The environmental targets are now ingrained in the organisation's culture and all employees are clear on what they must do to keep their mileage down. Targets are even discussed between managers and members of staff at employee appraisals so that they are treated as seriously as teamwork and organisational skills.
The Environment Agency tries to make it as easy as possible for staff to understand how they can help to keep miles down, and it has now published a 'hierarchy' for reducing miles.
"At the top we had things like conducting meetings over the telephone as opposed to driving to meetings, followed by using public transport, and car-sharing, for instance," adds Feasby.
To encourage healthy competition among employees, a league table showing which teams are reducing their miles the most is published and shared, to help people aspire to reach the top. According to Feasby, the target-led approach is straightforward to install within any company where employees are used to hitting goals as part of their everyday work. "If you have a company that is keen on, or used to, hitting targets then this is a good way of reducing mileage and saving money," he says.
Since the project began in 2005, the Environment Agency has not only managed to cut its fleet miles, but has also removed vehicles, and this will continue to happen for as long as possible, without it affecting the way the organisation operates.

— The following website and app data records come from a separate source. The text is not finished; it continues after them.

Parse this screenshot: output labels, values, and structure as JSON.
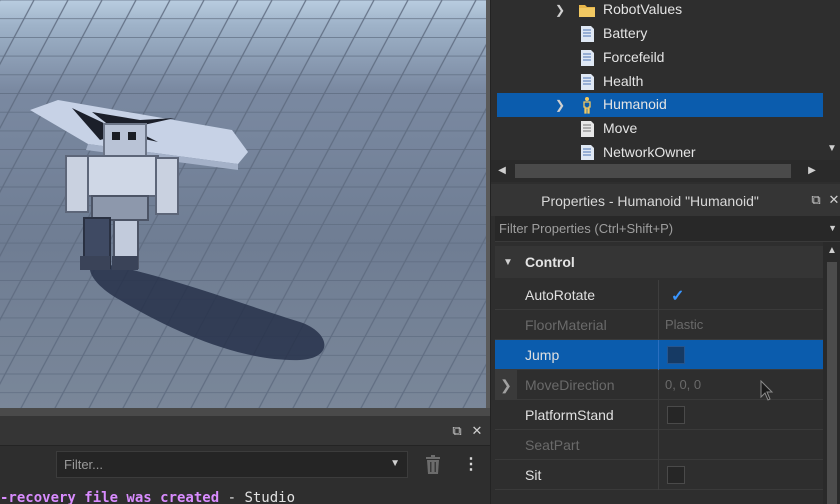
{
  "explorer": {
    "items": [
      {
        "label": "RobotValues",
        "icon": "folder-icon",
        "expandable": true,
        "selected": false
      },
      {
        "label": "Battery",
        "icon": "script-icon",
        "expandable": false,
        "selected": false
      },
      {
        "label": "Forcefeild",
        "icon": "script-icon",
        "expandable": false,
        "selected": false
      },
      {
        "label": "Health",
        "icon": "script-icon",
        "expandable": false,
        "selected": false
      },
      {
        "label": "Humanoid",
        "icon": "humanoid-icon",
        "expandable": true,
        "selected": true
      },
      {
        "label": "Move",
        "icon": "script-icon",
        "expandable": false,
        "selected": false
      },
      {
        "label": "NetworkOwner",
        "icon": "script-icon",
        "expandable": false,
        "selected": false
      }
    ]
  },
  "properties": {
    "title": "Properties - Humanoid \"Humanoid\"",
    "filter_placeholder": "Filter Properties (Ctrl+Shift+P)",
    "section": "Control",
    "rows": [
      {
        "name": "AutoRotate",
        "type": "checkbox",
        "checked": true,
        "enabled": true,
        "selected": false,
        "expandable": false
      },
      {
        "name": "FloorMaterial",
        "type": "text",
        "value": "Plastic",
        "enabled": false,
        "selected": false,
        "expandable": false
      },
      {
        "name": "Jump",
        "type": "checkbox",
        "checked": false,
        "enabled": true,
        "selected": true,
        "expandable": false
      },
      {
        "name": "MoveDirection",
        "type": "text",
        "value": "0, 0, 0",
        "enabled": false,
        "selected": false,
        "expandable": true
      },
      {
        "name": "PlatformStand",
        "type": "checkbox",
        "checked": false,
        "enabled": true,
        "selected": false,
        "expandable": false
      },
      {
        "name": "SeatPart",
        "type": "text",
        "value": "",
        "enabled": false,
        "selected": false,
        "expandable": false
      },
      {
        "name": "Sit",
        "type": "checkbox",
        "checked": false,
        "enabled": true,
        "selected": false,
        "expandable": false
      }
    ]
  },
  "output": {
    "filter_placeholder": "Filter...",
    "line_warning": "-recovery file was created",
    "line_rest": "  -  Studio"
  },
  "colors": {
    "selection": "#0b5cad",
    "panel": "#2e2e2e",
    "checkmark": "#3a96ff",
    "output_warning": "#d98cff"
  }
}
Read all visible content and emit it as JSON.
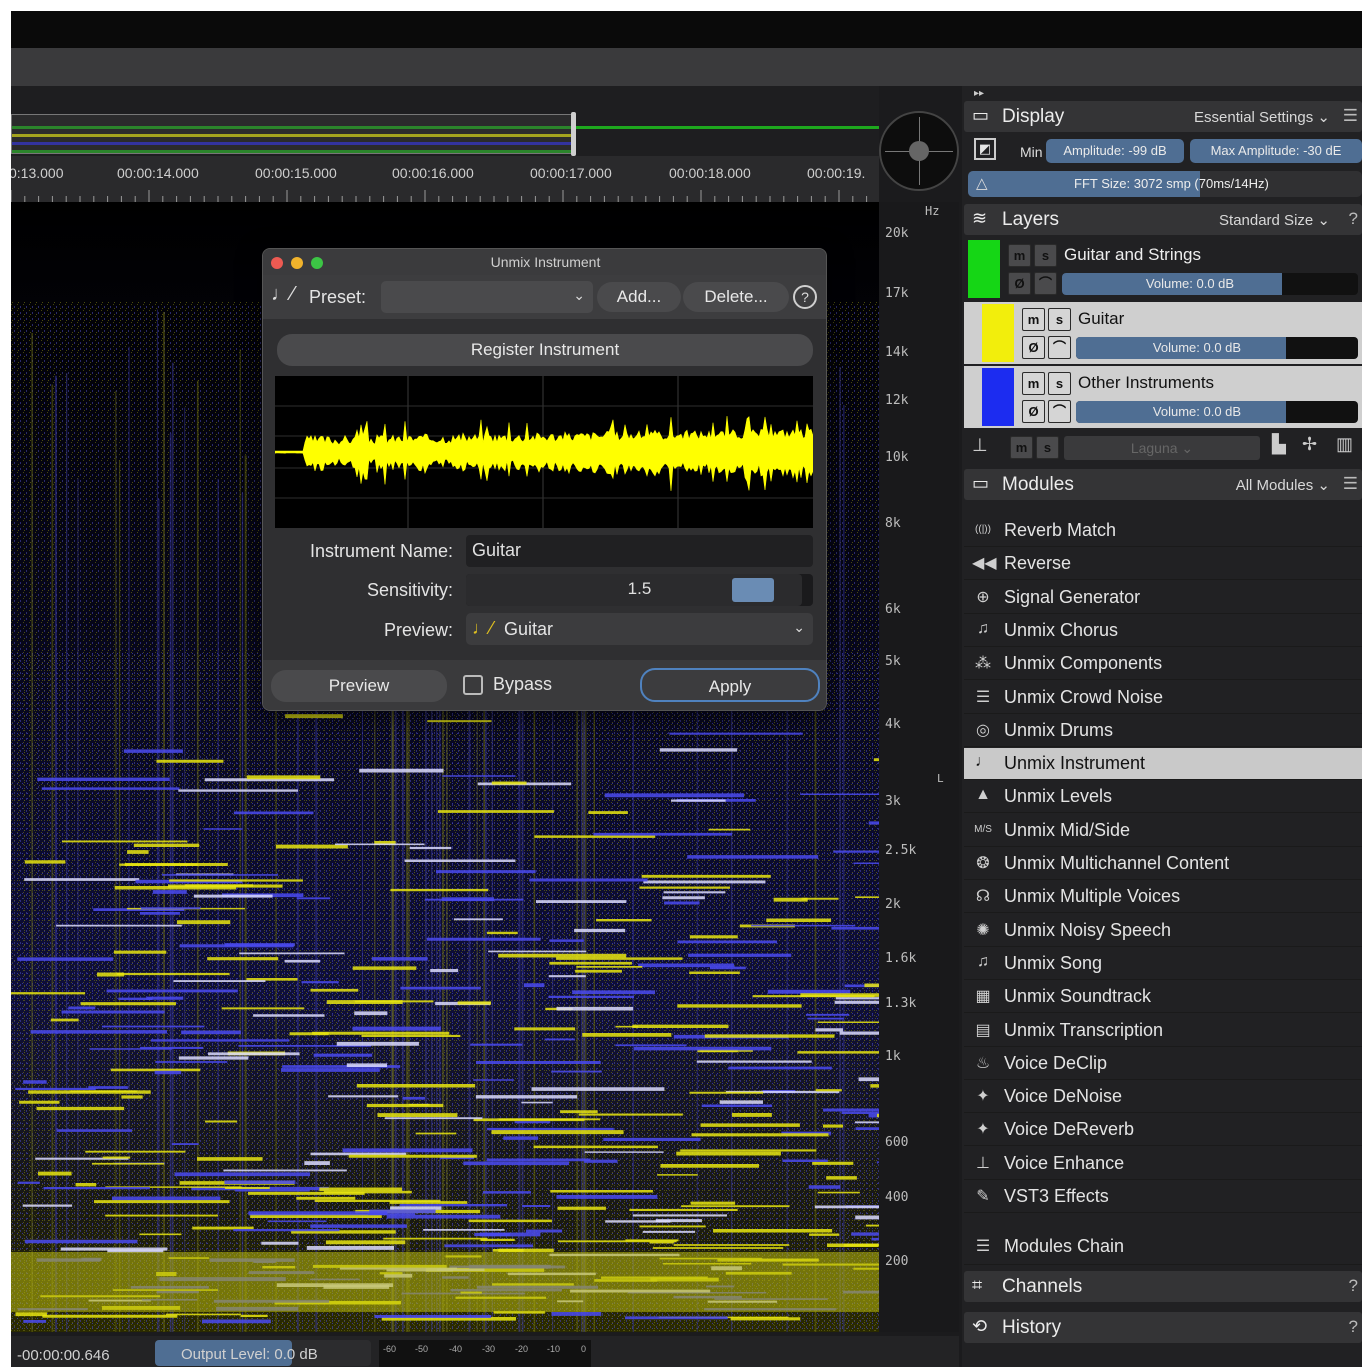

Feasby adds: "Since 2005 we have cut in the order of 5% to 10% (miles), and this will continue as far as is sensible. However, we acknowledge we still have a job to do and we can't undermine that."